*Assignment*:
Search the listing below for the string "reply" and copy every line where it occurs.

*Raw data*:
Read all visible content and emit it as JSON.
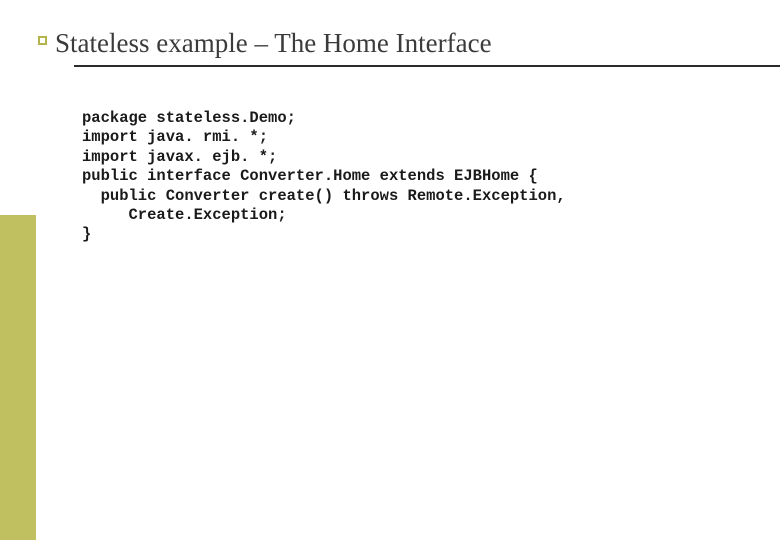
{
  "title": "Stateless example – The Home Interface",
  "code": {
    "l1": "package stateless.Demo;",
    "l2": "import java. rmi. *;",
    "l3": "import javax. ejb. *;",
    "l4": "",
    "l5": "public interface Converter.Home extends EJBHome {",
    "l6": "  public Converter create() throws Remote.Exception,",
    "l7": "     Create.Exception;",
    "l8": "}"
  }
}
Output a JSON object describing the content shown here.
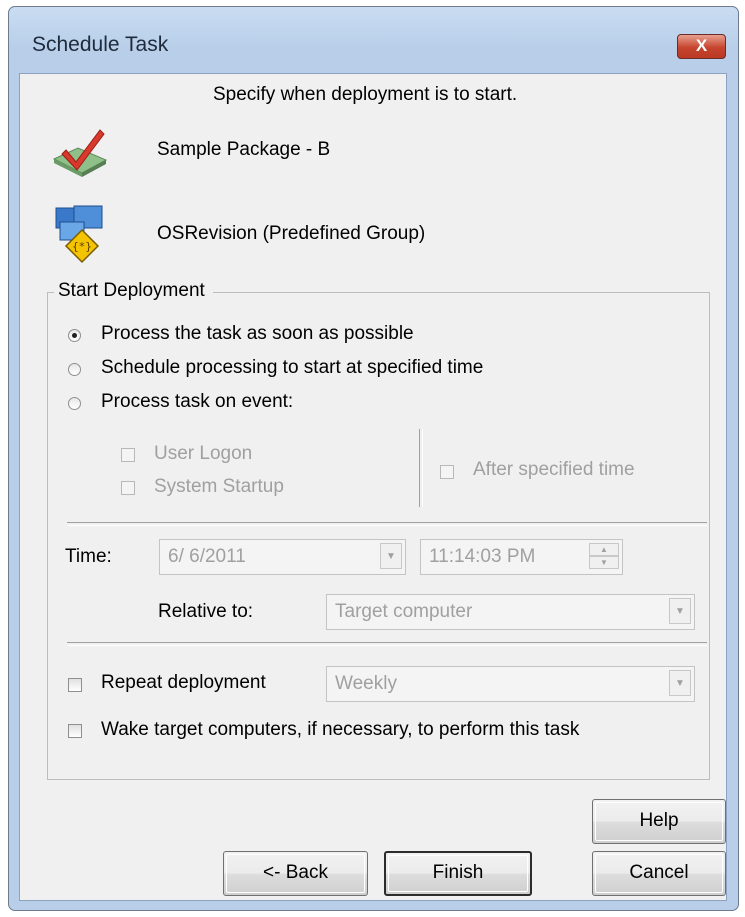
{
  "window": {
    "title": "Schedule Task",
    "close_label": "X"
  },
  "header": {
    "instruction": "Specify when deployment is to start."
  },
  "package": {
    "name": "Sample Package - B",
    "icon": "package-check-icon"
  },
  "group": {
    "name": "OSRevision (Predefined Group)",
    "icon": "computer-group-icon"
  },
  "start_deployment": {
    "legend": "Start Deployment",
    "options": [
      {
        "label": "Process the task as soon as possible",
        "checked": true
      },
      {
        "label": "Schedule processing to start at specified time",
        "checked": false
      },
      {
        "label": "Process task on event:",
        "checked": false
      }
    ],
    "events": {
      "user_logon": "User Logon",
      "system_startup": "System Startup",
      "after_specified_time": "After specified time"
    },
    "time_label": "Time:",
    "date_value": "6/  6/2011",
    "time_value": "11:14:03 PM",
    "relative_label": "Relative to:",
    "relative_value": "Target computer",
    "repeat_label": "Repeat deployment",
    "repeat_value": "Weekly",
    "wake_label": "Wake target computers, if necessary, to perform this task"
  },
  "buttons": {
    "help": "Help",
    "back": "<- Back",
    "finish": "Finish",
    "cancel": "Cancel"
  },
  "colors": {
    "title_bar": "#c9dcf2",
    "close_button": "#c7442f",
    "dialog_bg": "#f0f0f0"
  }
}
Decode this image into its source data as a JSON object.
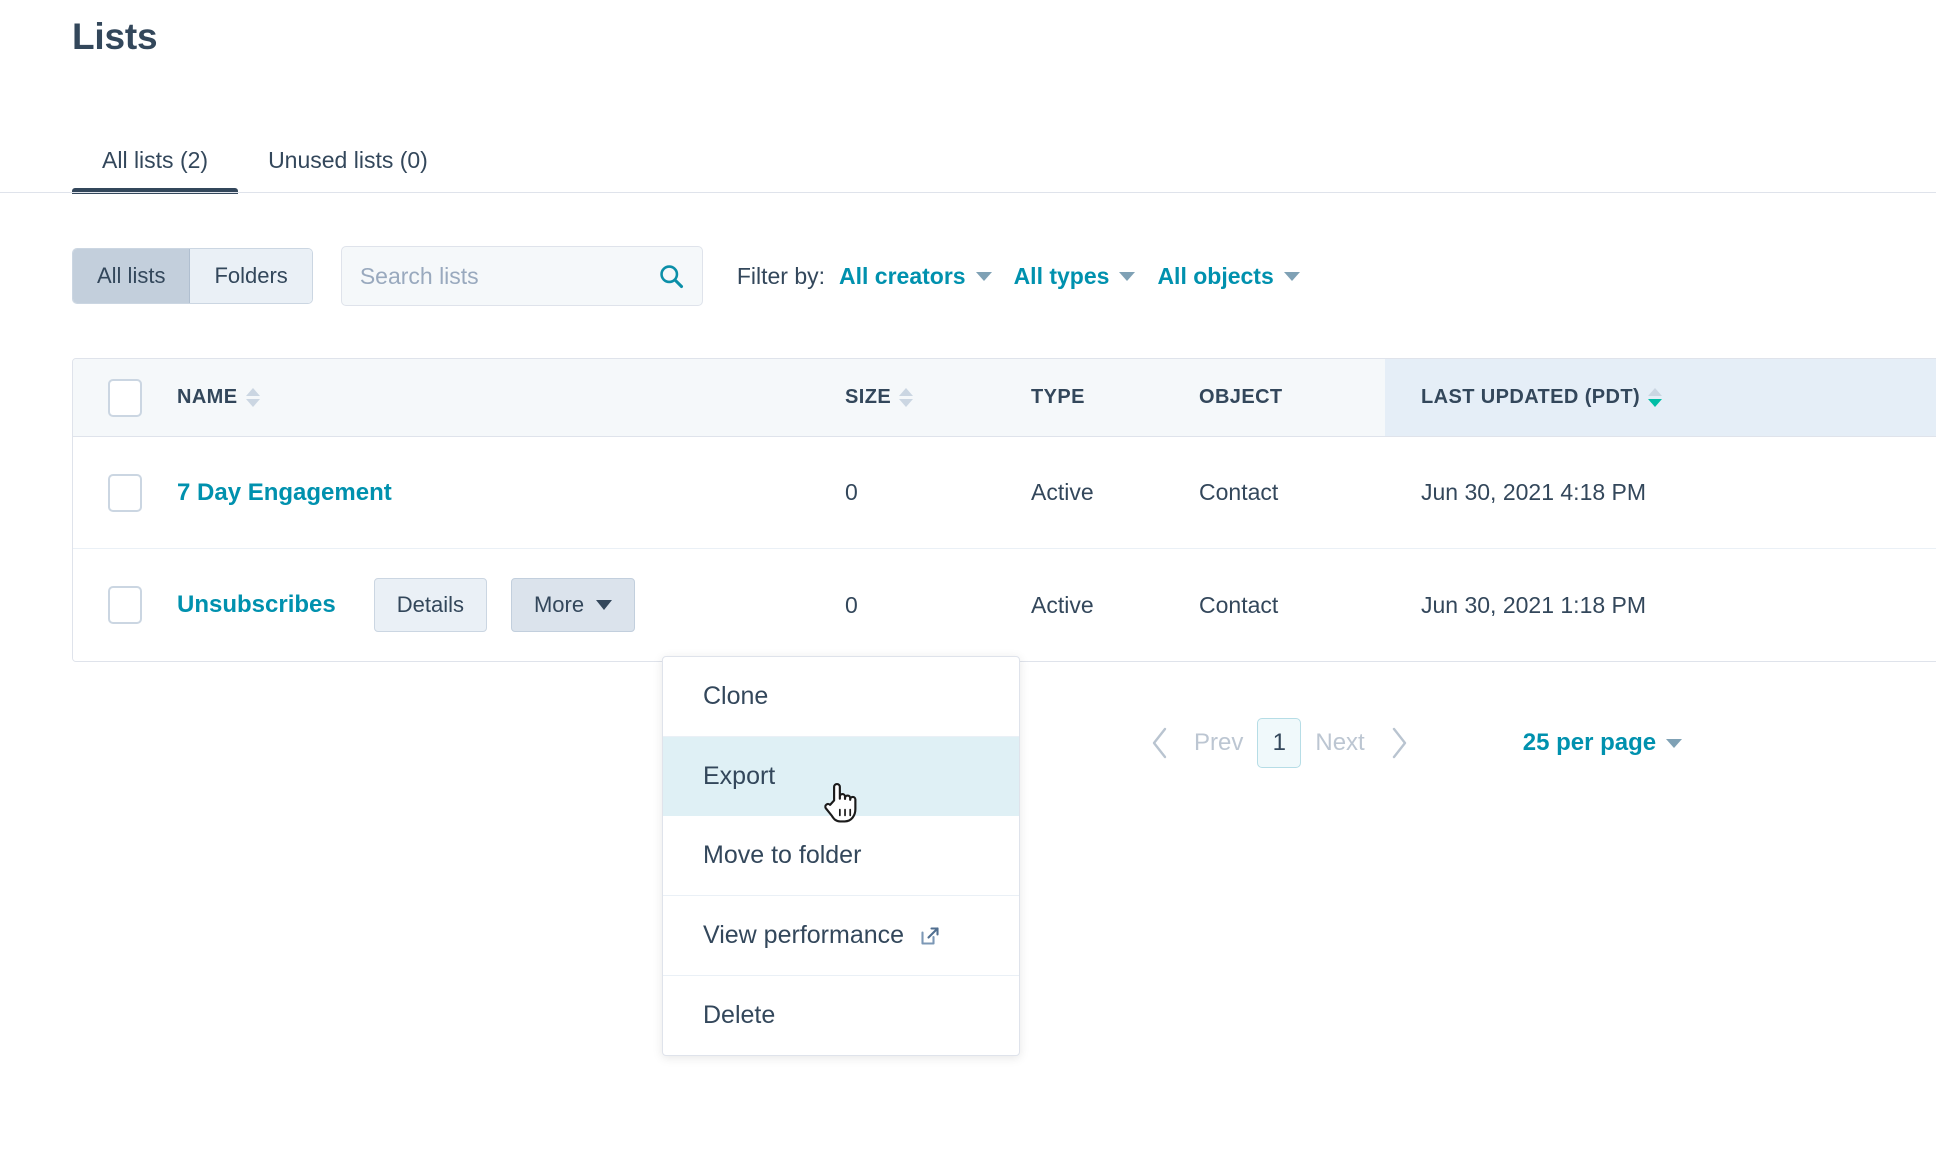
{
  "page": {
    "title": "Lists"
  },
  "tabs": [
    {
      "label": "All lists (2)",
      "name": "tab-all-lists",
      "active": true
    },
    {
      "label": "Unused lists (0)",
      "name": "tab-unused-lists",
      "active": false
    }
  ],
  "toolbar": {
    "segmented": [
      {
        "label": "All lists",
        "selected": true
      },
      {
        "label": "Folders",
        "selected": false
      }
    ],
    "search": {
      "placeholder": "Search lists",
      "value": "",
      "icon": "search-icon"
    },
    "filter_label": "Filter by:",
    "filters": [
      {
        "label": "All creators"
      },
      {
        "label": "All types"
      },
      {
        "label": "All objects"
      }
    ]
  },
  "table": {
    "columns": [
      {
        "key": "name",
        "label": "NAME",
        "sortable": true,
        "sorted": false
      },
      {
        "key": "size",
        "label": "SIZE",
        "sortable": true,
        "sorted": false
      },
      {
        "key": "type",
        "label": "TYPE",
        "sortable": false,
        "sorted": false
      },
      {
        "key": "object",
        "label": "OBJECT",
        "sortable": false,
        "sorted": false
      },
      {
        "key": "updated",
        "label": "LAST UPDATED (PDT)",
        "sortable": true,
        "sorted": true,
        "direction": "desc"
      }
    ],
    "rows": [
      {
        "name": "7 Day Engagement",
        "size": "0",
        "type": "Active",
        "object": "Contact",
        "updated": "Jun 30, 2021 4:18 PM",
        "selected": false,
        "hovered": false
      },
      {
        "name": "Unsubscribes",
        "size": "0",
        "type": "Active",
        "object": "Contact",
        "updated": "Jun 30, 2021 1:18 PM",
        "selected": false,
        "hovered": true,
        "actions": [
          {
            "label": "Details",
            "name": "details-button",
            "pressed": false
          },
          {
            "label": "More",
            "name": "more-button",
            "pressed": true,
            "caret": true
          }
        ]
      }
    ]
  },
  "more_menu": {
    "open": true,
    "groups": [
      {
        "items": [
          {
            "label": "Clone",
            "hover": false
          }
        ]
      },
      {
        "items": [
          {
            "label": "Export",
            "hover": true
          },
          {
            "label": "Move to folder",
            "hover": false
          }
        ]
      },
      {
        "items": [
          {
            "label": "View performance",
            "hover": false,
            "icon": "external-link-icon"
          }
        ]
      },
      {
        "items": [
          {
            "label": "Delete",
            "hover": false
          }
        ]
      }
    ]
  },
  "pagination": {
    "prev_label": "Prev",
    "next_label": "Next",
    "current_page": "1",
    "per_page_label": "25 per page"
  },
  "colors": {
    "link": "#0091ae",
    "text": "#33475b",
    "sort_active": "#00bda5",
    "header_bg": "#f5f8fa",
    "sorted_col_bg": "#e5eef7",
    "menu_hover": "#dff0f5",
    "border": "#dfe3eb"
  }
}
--
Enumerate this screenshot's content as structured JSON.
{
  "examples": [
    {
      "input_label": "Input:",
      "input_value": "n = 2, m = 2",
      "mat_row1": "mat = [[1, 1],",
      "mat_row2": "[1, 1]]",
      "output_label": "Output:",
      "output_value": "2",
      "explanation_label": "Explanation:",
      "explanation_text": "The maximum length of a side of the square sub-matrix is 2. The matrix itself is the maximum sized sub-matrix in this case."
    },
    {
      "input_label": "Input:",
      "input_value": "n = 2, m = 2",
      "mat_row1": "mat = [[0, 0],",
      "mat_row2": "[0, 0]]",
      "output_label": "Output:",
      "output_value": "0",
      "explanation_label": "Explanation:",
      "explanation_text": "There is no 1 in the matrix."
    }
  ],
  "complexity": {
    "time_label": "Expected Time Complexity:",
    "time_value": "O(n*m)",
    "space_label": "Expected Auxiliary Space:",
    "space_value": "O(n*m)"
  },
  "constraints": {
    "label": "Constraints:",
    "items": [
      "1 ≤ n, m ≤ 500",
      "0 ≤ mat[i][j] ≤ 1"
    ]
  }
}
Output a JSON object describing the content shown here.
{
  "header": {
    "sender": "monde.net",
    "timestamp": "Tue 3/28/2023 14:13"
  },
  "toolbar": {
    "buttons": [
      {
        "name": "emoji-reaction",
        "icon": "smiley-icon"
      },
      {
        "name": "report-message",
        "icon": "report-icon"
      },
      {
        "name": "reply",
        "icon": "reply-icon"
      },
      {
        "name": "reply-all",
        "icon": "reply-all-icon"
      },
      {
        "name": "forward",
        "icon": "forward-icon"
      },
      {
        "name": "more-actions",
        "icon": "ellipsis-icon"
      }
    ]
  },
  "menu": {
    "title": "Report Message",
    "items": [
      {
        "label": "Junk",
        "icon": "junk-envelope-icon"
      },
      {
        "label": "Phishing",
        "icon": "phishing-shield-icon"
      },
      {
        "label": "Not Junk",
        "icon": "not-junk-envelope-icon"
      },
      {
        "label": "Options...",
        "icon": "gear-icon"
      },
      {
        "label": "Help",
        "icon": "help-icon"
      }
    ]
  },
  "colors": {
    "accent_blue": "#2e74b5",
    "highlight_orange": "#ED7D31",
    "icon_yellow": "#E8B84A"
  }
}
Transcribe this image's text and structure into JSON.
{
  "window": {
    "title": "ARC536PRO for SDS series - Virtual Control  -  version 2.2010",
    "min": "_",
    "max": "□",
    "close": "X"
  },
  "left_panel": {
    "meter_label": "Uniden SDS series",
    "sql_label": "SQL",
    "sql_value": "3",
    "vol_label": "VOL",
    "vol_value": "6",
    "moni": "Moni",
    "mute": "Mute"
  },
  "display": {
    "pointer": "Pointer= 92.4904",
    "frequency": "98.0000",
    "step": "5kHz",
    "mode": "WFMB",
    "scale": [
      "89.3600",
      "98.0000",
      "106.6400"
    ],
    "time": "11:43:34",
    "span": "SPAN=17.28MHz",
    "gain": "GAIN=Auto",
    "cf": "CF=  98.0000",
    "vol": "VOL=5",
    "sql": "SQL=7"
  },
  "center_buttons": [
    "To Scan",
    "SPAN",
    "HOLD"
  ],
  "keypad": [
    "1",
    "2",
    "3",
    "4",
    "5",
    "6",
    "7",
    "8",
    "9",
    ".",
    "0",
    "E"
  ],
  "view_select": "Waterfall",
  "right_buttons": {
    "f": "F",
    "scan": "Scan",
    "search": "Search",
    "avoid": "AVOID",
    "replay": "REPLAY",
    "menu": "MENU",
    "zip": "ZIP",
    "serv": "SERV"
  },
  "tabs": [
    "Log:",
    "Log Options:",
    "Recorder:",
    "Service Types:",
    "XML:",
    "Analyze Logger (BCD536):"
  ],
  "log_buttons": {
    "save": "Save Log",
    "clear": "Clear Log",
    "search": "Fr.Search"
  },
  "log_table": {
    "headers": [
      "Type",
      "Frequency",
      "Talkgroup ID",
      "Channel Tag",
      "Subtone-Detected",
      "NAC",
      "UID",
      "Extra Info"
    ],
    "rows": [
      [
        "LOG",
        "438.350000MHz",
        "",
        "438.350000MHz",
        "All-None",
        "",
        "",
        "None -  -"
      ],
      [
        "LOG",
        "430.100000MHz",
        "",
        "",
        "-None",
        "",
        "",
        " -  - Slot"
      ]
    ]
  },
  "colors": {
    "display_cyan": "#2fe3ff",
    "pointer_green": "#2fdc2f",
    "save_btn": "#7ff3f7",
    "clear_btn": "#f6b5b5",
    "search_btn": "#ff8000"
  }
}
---
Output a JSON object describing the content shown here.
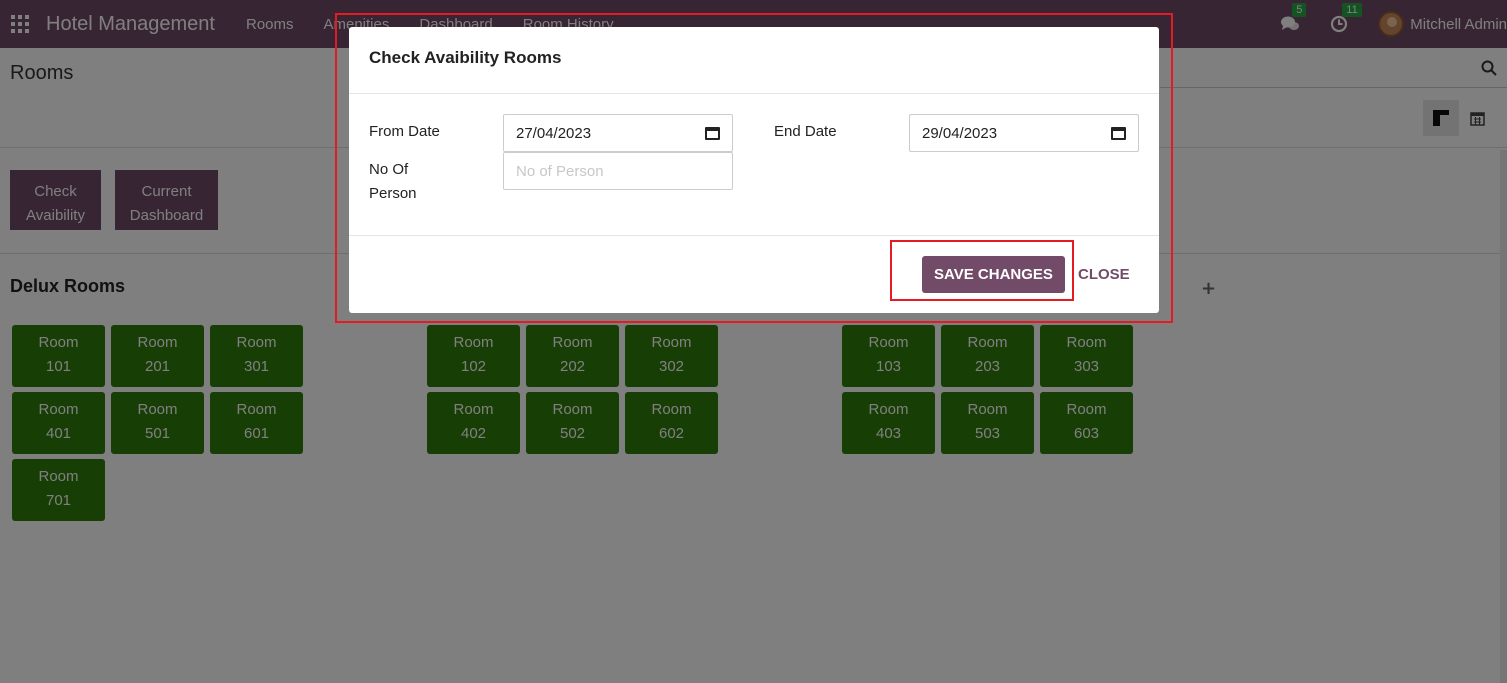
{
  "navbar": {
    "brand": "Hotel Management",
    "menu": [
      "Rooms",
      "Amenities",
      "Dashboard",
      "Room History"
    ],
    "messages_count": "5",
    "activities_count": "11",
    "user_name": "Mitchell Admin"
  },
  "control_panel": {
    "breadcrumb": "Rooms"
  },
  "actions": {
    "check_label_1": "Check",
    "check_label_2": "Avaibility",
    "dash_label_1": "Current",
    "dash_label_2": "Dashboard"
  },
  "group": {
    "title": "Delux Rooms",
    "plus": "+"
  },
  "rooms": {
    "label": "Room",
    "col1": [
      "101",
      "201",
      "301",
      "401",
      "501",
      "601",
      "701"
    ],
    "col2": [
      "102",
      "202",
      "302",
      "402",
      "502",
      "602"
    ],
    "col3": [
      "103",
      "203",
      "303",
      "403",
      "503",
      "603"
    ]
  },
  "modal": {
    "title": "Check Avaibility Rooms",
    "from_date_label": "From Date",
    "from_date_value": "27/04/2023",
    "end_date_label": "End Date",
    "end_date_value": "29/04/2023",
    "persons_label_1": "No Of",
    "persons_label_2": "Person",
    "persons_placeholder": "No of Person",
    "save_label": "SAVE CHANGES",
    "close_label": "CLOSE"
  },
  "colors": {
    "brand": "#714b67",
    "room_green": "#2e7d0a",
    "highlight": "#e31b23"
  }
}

*Solution to this task*:
        "name": "reply",
        "icon": "reply-icon"
        "name": "reply-all",
        "icon": "reply-all-icon"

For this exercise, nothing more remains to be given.